Canada’s picturesque capital isn’t known for high-stakes political protests and standoffs with police. But for many days, Ottawa has been paralyzed by the Freedom Convoy, a fleet of some 500 trucks whose drivers crossed the country to protest a new federal law requiring all unvaccinated truckers to quarantine when returning from the US.
Protesters’ demands have since expanded to include, variously, an end to all COVID restrictions and the ouster of center-left Prime Minister Justin Trudeau, who refuses to meet with them. Although they’ve been “mostly peaceful,” the protests have been disruptive — a local court even issued a 10-day injunction against horn-blowing this week. The cops are overwhelmed, and the city is under a state of emergency.
Trudeau has dismissed the protesters as a “fringe minority,” though there doesn’t seem to be a clear plan for uprooting them. Meanwhile, his opponents in the Conservative Party are split over whether the truckers are promoting freedom or fomenting disorder.
Given that protests like this are almost always viewed through a partisan lens, here are a few questions to try and give them a fair shake, whatever your political leanings.
How popular is the Freedom Convoy? Polls show that about 30% of Canadians support the convoy, and 44% share the truckers’ frustration with pandemic restrictions. The Canadian Truckers Alliance says the “vast majority” of the country’s truckers are already vaccinated, and it has blasted the Freedom Convoy’s choice to occupy public roads and highways.
Is it having an effect? At the federal level, no. But provincial governments in Saskatchewan and Alberta — where many of the truckers live — have recently scrapped all local vaccine mandates and restrictions. Supporters of the truckers credit their #honkhonk convoy for tipping the needle out West, though plummeting cases and infection rates are also part of the story.
Do the truckers … have a point? The grand pandemic debate about individual freedom versus collective responsibility won’t be resolved on the streets of Ottawa. The idea of vaccine mandates was to incentivize the broadest possible protection for society, so that business and society could resume as normal.
But Canada has already vaccinated more than 80% of the population. And while the jabs are clearly effective at preventing severe illness, they aren’t containing the virus. So the benefit of being vaccinated is now mostly individual rather than collective.
Ought we continue to force vaccination on a small number of hardcore holdouts in a largely vaccinated country — particularly if the collective case for vaccination is now weakened?
Are they going too far? Civil disobedience relies on being disruptive enough to catalyze political action for a just cause without becoming such a nuisance that people broadly turn against the movement. This is the challenge that essential workers face all over the world when they protest about issues important to them — whether it’s farmers in India, construction workers in Australian, or truckers in Brazil.
Messing with the economy of downtown Ottawa is one thing, but on Monday some of the truckers took the extraordinary step of blocking the single busiest international border crossing in North America, the nearby Ambassador bridge linking Windsor, Ontario, to Detroit, Michigan.

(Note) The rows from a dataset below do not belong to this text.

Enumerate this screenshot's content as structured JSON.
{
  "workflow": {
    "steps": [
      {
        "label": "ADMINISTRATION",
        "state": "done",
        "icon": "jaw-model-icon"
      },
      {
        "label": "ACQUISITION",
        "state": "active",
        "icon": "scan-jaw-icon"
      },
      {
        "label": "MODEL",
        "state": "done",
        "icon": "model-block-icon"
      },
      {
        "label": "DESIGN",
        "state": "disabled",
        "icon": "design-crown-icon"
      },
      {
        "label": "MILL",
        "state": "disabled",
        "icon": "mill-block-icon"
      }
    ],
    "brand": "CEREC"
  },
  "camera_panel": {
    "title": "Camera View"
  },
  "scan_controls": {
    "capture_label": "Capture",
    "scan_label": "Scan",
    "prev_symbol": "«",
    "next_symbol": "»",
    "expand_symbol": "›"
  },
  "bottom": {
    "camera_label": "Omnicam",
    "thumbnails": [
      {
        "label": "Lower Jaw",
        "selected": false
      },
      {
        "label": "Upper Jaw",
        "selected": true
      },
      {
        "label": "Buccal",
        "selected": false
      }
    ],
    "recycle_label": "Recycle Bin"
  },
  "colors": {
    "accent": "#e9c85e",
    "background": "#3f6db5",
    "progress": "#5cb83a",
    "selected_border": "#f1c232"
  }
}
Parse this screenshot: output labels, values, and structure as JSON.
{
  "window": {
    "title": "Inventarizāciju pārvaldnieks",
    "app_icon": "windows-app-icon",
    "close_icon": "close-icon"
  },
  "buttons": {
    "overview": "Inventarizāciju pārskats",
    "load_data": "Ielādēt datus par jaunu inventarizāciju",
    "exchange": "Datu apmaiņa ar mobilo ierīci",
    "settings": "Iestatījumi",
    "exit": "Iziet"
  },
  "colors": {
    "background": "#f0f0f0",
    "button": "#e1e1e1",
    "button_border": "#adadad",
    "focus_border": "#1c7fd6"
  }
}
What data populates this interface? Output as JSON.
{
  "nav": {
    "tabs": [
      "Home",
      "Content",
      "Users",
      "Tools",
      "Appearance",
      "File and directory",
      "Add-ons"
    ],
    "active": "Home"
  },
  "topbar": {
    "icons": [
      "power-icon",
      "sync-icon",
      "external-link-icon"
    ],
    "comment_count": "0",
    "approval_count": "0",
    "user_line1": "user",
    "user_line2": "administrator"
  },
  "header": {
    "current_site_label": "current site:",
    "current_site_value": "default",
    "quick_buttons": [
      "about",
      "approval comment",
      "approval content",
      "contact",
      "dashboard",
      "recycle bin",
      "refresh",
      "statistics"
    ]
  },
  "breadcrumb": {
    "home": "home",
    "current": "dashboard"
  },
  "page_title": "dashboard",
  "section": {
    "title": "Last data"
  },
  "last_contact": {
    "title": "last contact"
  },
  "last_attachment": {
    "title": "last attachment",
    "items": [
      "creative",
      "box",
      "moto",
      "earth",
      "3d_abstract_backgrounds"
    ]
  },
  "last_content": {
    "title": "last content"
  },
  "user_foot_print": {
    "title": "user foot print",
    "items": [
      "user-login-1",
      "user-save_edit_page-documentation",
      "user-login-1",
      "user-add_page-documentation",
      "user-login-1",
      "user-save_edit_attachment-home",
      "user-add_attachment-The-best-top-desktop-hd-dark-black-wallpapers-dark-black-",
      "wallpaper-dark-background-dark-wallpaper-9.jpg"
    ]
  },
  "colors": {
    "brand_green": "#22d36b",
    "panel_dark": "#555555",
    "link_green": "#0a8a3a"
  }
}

At a moment when Canada, like just about everyone else, is struggling with soaring inflation, blocking a crossing that accounts for a quarter of Canada’s trade with the US — its largest commercial partner — was a risky move. The Trucking Alliance has already been sounding the alarm about shortages of cross-border drivers and deliveries. The Freedom Convoy’s actions could make that worse. If so, it certainly won’t help their cause, will it?What do you think? Is the Freedom Convoy a justified reaction to outdated policies, or an unacceptable threat to public order? Let us know here.